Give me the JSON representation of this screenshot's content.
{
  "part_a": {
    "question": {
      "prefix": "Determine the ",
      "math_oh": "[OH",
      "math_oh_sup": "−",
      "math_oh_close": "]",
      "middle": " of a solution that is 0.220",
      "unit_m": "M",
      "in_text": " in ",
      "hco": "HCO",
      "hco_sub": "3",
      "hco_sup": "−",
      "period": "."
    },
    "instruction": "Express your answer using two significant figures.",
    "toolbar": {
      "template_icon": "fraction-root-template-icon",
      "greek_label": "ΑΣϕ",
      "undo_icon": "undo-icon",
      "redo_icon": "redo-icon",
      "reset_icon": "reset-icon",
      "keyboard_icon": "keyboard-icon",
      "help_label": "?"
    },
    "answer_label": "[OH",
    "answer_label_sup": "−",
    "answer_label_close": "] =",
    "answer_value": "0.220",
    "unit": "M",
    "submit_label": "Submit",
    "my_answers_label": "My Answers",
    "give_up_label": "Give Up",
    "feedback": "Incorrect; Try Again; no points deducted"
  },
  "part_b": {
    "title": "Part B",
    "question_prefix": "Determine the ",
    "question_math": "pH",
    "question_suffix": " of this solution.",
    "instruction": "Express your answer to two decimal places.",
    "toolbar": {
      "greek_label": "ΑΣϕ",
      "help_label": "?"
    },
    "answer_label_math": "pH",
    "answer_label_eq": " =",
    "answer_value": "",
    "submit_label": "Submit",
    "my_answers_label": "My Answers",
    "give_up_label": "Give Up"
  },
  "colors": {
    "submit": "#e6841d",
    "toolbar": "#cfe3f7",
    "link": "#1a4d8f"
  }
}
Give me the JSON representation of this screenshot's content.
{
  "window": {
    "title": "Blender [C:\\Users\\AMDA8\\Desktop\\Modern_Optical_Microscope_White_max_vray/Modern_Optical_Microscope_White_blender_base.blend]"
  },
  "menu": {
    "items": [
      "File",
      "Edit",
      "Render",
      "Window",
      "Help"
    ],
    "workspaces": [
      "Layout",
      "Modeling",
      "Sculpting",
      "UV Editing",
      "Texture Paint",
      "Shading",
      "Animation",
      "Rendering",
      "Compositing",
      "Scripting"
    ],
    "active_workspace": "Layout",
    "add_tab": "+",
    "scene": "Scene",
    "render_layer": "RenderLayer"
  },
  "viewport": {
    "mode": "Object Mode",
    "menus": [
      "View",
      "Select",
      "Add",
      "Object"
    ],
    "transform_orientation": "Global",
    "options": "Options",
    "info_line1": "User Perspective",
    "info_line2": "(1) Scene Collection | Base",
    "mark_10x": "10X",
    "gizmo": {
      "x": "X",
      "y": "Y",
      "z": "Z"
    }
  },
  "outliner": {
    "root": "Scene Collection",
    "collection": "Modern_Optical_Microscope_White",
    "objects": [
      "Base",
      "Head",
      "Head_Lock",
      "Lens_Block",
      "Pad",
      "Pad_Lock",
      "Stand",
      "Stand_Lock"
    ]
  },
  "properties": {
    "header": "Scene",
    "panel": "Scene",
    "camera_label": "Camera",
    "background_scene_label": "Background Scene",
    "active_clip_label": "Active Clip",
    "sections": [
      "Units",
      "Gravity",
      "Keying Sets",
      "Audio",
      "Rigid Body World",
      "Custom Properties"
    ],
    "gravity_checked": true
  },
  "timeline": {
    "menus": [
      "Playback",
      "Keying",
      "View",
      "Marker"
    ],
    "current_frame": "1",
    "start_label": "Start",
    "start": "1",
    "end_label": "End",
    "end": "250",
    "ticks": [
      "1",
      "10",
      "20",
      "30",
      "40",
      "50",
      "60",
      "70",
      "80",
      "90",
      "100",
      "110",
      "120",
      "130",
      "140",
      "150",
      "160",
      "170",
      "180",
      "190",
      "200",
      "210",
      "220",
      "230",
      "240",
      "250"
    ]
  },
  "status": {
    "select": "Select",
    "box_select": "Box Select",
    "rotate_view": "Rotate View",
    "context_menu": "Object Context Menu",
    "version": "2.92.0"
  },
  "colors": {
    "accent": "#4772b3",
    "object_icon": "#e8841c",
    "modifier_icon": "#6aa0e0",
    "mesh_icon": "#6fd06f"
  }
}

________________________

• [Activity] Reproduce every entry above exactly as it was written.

• [Expected answer]
Give me the JSON representation of this screenshot's content.
{
  "part_a": {
    "question": {
      "prefix": "Determine the ",
      "math_oh": "[OH",
      "math_oh_sup": "−",
      "math_oh_close": "]",
      "middle": " of a solution that is 0.220",
      "unit_m": "M",
      "in_text": " in ",
      "hco": "HCO",
      "hco_sub": "3",
      "hco_sup": "−",
      "period": "."
    },
    "instruction": "Express your answer using two significant figures.",
    "toolbar": {
      "template_icon": "fraction-root-template-icon",
      "greek_label": "ΑΣϕ",
      "undo_icon": "undo-icon",
      "redo_icon": "redo-icon",
      "reset_icon": "reset-icon",
      "keyboard_icon": "keyboard-icon",
      "help_label": "?"
    },
    "answer_label": "[OH",
    "answer_label_sup": "−",
    "answer_label_close": "] =",
    "answer_value": "0.220",
    "unit": "M",
    "submit_label": "Submit",
    "my_answers_label": "My Answers",
    "give_up_label": "Give Up",
    "feedback": "Incorrect; Try Again; no points deducted"
  },
  "part_b": {
    "title": "Part B",
    "question_prefix": "Determine the ",
    "question_math": "pH",
    "question_suffix": " of this solution.",
    "instruction": "Express your answer to two decimal places.",
    "toolbar": {
      "greek_label": "ΑΣϕ",
      "help_label": "?"
    },
    "answer_label_math": "pH",
    "answer_label_eq": " =",
    "answer_value": "",
    "submit_label": "Submit",
    "my_answers_label": "My Answers",
    "give_up_label": "Give Up"
  },
  "colors": {
    "submit": "#e6841d",
    "toolbar": "#cfe3f7",
    "link": "#1a4d8f"
  }
}
Give me the JSON representation of this screenshot's content.
{
  "window": {
    "title": "Blender [C:\\Users\\AMDA8\\Desktop\\Modern_Optical_Microscope_White_max_vray/Modern_Optical_Microscope_White_blender_base.blend]"
  },
  "menu": {
    "items": [
      "File",
      "Edit",
      "Render",
      "Window",
      "Help"
    ],
    "workspaces": [
      "Layout",
      "Modeling",
      "Sculpting",
      "UV Editing",
      "Texture Paint",
      "Shading",
      "Animation",
      "Rendering",
      "Compositing",
      "Scripting"
    ],
    "active_workspace": "Layout",
    "add_tab": "+",
    "scene": "Scene",
    "render_layer": "RenderLayer"
  },
  "viewport": {
    "mode": "Object Mode",
    "menus": [
      "View",
      "Select",
      "Add",
      "Object"
    ],
    "transform_orientation": "Global",
    "options": "Options",
    "info_line1": "User Perspective",
    "info_line2": "(1) Scene Collection | Base",
    "mark_10x": "10X",
    "gizmo": {
      "x": "X",
      "y": "Y",
      "z": "Z"
    }
  },
  "outliner": {
    "root": "Scene Collection",
    "collection": "Modern_Optical_Microscope_White",
    "objects": [
      "Base",
      "Head",
      "Head_Lock",
      "Lens_Block",
      "Pad",
      "Pad_Lock",
      "Stand",
      "Stand_Lock"
    ]
  },
  "properties": {
    "header": "Scene",
    "panel": "Scene",
    "camera_label": "Camera",
    "background_scene_label": "Background Scene",
    "active_clip_label": "Active Clip",
    "sections": [
      "Units",
      "Gravity",
      "Keying Sets",
      "Audio",
      "Rigid Body World",
      "Custom Properties"
    ],
    "gravity_checked": true
  },
  "timeline": {
    "menus": [
      "Playback",
      "Keying",
      "View",
      "Marker"
    ],
    "current_frame": "1",
    "start_label": "Start",
    "start": "1",
    "end_label": "End",
    "end": "250",
    "ticks": [
      "1",
      "10",
      "20",
      "30",
      "40",
      "50",
      "60",
      "70",
      "80",
      "90",
      "100",
      "110",
      "120",
      "130",
      "140",
      "150",
      "160",
      "170",
      "180",
      "190",
      "200",
      "210",
      "220",
      "230",
      "240",
      "250"
    ]
  },
  "status": {
    "select": "Select",
    "box_select": "Box Select",
    "rotate_view": "Rotate View",
    "context_menu": "Object Context Menu",
    "version": "2.92.0"
  },
  "colors": {
    "accent": "#4772b3",
    "object_icon": "#e8841c",
    "modifier_icon": "#6aa0e0",
    "mesh_icon": "#6fd06f"
  }
}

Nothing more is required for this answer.